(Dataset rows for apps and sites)
BEGIN

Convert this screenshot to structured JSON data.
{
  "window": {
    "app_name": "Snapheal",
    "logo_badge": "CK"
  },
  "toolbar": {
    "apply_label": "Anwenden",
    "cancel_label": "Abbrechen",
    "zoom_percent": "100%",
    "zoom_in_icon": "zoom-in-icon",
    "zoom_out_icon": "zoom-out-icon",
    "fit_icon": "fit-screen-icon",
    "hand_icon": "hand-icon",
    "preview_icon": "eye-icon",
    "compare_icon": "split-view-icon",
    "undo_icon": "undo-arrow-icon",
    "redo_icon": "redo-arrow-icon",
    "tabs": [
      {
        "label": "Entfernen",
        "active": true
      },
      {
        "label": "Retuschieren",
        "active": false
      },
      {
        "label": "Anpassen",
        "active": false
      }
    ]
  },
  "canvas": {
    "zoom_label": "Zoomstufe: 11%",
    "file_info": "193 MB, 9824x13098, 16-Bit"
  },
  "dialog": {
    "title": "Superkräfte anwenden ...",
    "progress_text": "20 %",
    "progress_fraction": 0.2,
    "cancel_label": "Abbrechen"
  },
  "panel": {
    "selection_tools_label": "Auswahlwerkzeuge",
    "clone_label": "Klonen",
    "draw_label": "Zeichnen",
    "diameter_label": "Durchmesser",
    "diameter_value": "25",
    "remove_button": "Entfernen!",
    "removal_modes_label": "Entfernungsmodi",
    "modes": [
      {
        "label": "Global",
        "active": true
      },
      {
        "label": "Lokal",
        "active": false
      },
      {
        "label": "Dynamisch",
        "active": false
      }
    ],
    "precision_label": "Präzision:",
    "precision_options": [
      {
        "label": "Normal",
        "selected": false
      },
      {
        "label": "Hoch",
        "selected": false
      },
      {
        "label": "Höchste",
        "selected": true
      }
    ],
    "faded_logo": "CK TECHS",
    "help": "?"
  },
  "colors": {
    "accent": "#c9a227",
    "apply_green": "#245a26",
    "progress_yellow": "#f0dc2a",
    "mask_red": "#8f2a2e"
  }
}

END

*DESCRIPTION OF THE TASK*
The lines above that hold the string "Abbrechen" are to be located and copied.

*ANSWER TO THIS PROBLEM*
    "cancel_label": "Abbrechen",
    "cancel_label": "Abbrechen"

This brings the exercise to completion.